[Excerpts from a dataset]

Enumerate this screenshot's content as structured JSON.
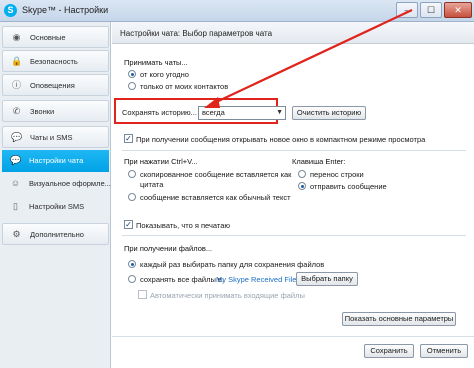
{
  "window": {
    "title": "Skype™ - Настройки",
    "app_icon_letter": "S",
    "minimize_glyph": "–",
    "maximize_glyph": "☐",
    "close_glyph": "✕"
  },
  "sidebar": {
    "items": [
      {
        "label": "Основные",
        "icon": "skype-icon",
        "glyph": "◉"
      },
      {
        "label": "Безопасность",
        "icon": "lock-icon",
        "glyph": "🔒"
      },
      {
        "label": "Оповещения",
        "icon": "info-icon",
        "glyph": "ⓘ"
      },
      {
        "label": "Звонки",
        "icon": "phone-icon",
        "glyph": "✆"
      },
      {
        "label": "Чаты и SMS",
        "icon": "chat-icon",
        "glyph": "💬"
      }
    ],
    "subitems": [
      {
        "label": "Настройки чата",
        "icon": "chat-bubble-icon",
        "glyph": "💬",
        "active": true
      },
      {
        "label": "Визуальное оформле...",
        "icon": "smiley-icon",
        "glyph": "☺",
        "active": false
      },
      {
        "label": "Настройки SMS",
        "icon": "mobile-icon",
        "glyph": "▯",
        "active": false
      }
    ],
    "advanced": {
      "label": "Дополнительно",
      "icon": "gear-icon",
      "glyph": "⚙"
    }
  },
  "header": {
    "title": "Настройки чата: Выбор параметров чата"
  },
  "accept_chats": {
    "title": "Принимать чаты...",
    "options": [
      {
        "label": "от кого угодно",
        "selected": true
      },
      {
        "label": "только от моих контактов",
        "selected": false
      }
    ]
  },
  "history": {
    "label": "Сохранять историю...",
    "value": "всегда",
    "clear_button": "Очистить историю"
  },
  "compact_option": {
    "label": "При получении сообщения открывать новое окно в компактном режиме просмотра",
    "checked": true
  },
  "ctrl_v": {
    "title": "При нажатии Ctrl+V...",
    "options": [
      {
        "label": "скопированное сообщение вставляется как",
        "label2": "цитата",
        "selected": false
      },
      {
        "label": "сообщение вставляется как обычный текст",
        "selected": false
      }
    ]
  },
  "enter_key": {
    "title": "Клавиша Enter:",
    "options": [
      {
        "label": "перенос строки",
        "selected": false
      },
      {
        "label": "отправить сообщение",
        "selected": true
      }
    ]
  },
  "typing_option": {
    "label": "Показывать, что я печатаю",
    "checked": true
  },
  "file_receive": {
    "title": "При получении файлов...",
    "options": [
      {
        "label": "каждый раз выбирать папку для сохранения файлов",
        "selected": true
      },
      {
        "label": "сохранять все файлы в:",
        "folder": "My Skype Received Files",
        "selected": false
      }
    ],
    "choose_folder_button": "Выбрать папку",
    "auto_accept": {
      "label": "Автоматически принимать входящие файлы",
      "checked": false
    }
  },
  "buttons": {
    "basic_params": "Показать основные параметры",
    "save": "Сохранить",
    "cancel": "Отменить"
  },
  "colors": {
    "accent": "#00a2e6",
    "highlight_box": "#e0241b",
    "arrow": "#e0241b"
  }
}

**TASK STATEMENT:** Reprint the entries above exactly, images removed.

**EXERCISE SOLUTION:**
Enumerate this screenshot's content as structured JSON.
{
  "window": {
    "title": "Skype™ - Настройки",
    "app_icon_letter": "S",
    "minimize_glyph": "–",
    "maximize_glyph": "☐",
    "close_glyph": "✕"
  },
  "sidebar": {
    "items": [
      {
        "label": "Основные",
        "icon": "skype-icon",
        "glyph": "◉"
      },
      {
        "label": "Безопасность",
        "icon": "lock-icon",
        "glyph": "🔒"
      },
      {
        "label": "Оповещения",
        "icon": "info-icon",
        "glyph": "ⓘ"
      },
      {
        "label": "Звонки",
        "icon": "phone-icon",
        "glyph": "✆"
      },
      {
        "label": "Чаты и SMS",
        "icon": "chat-icon",
        "glyph": "💬"
      }
    ],
    "subitems": [
      {
        "label": "Настройки чата",
        "icon": "chat-bubble-icon",
        "glyph": "💬",
        "active": true
      },
      {
        "label": "Визуальное оформле...",
        "icon": "smiley-icon",
        "glyph": "☺",
        "active": false
      },
      {
        "label": "Настройки SMS",
        "icon": "mobile-icon",
        "glyph": "▯",
        "active": false
      }
    ],
    "advanced": {
      "label": "Дополнительно",
      "icon": "gear-icon",
      "glyph": "⚙"
    }
  },
  "header": {
    "title": "Настройки чата: Выбор параметров чата"
  },
  "accept_chats": {
    "title": "Принимать чаты...",
    "options": [
      {
        "label": "от кого угодно",
        "selected": true
      },
      {
        "label": "только от моих контактов",
        "selected": false
      }
    ]
  },
  "history": {
    "label": "Сохранять историю...",
    "value": "всегда",
    "clear_button": "Очистить историю"
  },
  "compact_option": {
    "label": "При получении сообщения открывать новое окно в компактном режиме просмотра",
    "checked": true
  },
  "ctrl_v": {
    "title": "При нажатии Ctrl+V...",
    "options": [
      {
        "label": "скопированное сообщение вставляется как",
        "label2": "цитата",
        "selected": false
      },
      {
        "label": "сообщение вставляется как обычный текст",
        "selected": false
      }
    ]
  },
  "enter_key": {
    "title": "Клавиша Enter:",
    "options": [
      {
        "label": "перенос строки",
        "selected": false
      },
      {
        "label": "отправить сообщение",
        "selected": true
      }
    ]
  },
  "typing_option": {
    "label": "Показывать, что я печатаю",
    "checked": true
  },
  "file_receive": {
    "title": "При получении файлов...",
    "options": [
      {
        "label": "каждый раз выбирать папку для сохранения файлов",
        "selected": true
      },
      {
        "label": "сохранять все файлы в:",
        "folder": "My Skype Received Files",
        "selected": false
      }
    ],
    "choose_folder_button": "Выбрать папку",
    "auto_accept": {
      "label": "Автоматически принимать входящие файлы",
      "checked": false
    }
  },
  "buttons": {
    "basic_params": "Показать основные параметры",
    "save": "Сохранить",
    "cancel": "Отменить"
  },
  "colors": {
    "accent": "#00a2e6",
    "highlight_box": "#e0241b",
    "arrow": "#e0241b"
  }
}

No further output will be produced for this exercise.